Goal of the exercise:
What lines below include the string "this"? Pick them out and copy them.
#### Data for processing ####
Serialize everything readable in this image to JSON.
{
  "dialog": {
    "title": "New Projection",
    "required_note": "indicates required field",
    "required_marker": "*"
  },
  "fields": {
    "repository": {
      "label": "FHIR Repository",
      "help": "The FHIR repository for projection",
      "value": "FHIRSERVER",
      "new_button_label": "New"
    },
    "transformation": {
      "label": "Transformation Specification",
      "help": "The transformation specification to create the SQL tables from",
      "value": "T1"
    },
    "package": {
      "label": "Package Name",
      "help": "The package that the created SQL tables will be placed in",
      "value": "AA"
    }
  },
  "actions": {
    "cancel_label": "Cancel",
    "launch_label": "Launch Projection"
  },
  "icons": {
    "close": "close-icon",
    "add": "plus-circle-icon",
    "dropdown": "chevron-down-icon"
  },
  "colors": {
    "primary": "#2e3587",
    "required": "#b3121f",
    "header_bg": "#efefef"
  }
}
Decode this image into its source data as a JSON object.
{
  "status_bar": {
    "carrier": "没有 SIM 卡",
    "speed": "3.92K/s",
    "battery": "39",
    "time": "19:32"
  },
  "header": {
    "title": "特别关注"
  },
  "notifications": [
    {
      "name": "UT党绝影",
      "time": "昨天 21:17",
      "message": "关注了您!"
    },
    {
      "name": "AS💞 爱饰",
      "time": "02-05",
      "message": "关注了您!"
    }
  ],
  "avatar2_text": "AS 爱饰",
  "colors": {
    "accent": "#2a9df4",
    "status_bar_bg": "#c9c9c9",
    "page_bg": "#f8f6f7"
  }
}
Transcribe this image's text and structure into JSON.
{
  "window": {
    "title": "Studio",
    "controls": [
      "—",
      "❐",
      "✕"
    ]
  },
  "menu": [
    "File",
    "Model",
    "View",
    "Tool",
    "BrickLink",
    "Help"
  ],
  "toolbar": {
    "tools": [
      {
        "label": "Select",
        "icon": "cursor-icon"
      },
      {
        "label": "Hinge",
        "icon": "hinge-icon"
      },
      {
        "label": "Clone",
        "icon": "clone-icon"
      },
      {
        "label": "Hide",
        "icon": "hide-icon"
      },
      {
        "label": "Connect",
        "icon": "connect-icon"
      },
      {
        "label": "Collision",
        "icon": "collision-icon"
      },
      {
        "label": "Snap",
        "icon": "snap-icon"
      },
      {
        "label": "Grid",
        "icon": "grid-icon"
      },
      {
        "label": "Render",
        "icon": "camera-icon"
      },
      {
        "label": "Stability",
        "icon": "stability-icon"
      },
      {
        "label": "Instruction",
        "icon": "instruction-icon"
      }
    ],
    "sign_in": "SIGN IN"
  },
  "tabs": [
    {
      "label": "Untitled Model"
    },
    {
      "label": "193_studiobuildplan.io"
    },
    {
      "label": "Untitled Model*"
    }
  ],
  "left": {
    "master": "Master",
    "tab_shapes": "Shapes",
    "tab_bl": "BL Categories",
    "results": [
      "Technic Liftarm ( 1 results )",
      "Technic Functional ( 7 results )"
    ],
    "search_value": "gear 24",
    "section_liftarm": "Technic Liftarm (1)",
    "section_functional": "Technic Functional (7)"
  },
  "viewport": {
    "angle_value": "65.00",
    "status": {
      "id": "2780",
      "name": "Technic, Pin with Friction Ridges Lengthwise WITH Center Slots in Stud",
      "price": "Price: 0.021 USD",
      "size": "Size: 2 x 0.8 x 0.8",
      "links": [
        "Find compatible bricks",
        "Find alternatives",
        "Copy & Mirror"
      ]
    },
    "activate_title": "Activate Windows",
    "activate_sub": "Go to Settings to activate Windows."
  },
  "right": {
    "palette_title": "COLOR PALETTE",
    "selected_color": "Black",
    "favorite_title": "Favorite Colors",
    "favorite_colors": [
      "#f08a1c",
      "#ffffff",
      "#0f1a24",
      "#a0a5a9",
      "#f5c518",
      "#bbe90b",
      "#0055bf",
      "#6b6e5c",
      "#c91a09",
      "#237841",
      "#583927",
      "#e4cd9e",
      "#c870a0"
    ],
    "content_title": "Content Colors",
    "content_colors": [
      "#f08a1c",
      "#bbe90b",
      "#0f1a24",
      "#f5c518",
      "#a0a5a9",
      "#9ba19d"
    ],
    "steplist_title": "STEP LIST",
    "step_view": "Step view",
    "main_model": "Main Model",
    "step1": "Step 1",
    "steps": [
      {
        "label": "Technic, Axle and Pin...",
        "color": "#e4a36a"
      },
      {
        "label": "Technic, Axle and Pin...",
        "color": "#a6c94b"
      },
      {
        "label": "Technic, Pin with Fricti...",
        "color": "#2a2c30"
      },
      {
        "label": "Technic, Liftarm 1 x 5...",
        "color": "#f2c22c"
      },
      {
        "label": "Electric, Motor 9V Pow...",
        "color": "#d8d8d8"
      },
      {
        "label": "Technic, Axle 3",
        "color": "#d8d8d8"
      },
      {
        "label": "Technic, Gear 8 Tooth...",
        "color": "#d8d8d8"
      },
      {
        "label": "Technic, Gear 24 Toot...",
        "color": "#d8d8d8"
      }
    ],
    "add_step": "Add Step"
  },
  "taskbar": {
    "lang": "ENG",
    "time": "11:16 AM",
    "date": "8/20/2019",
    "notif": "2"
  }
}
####
Exercise answer:
Serialize everything readable in this image to JSON.
Decode this image into its source data as a JSON object.
Transcribe this image's text and structure into JSON.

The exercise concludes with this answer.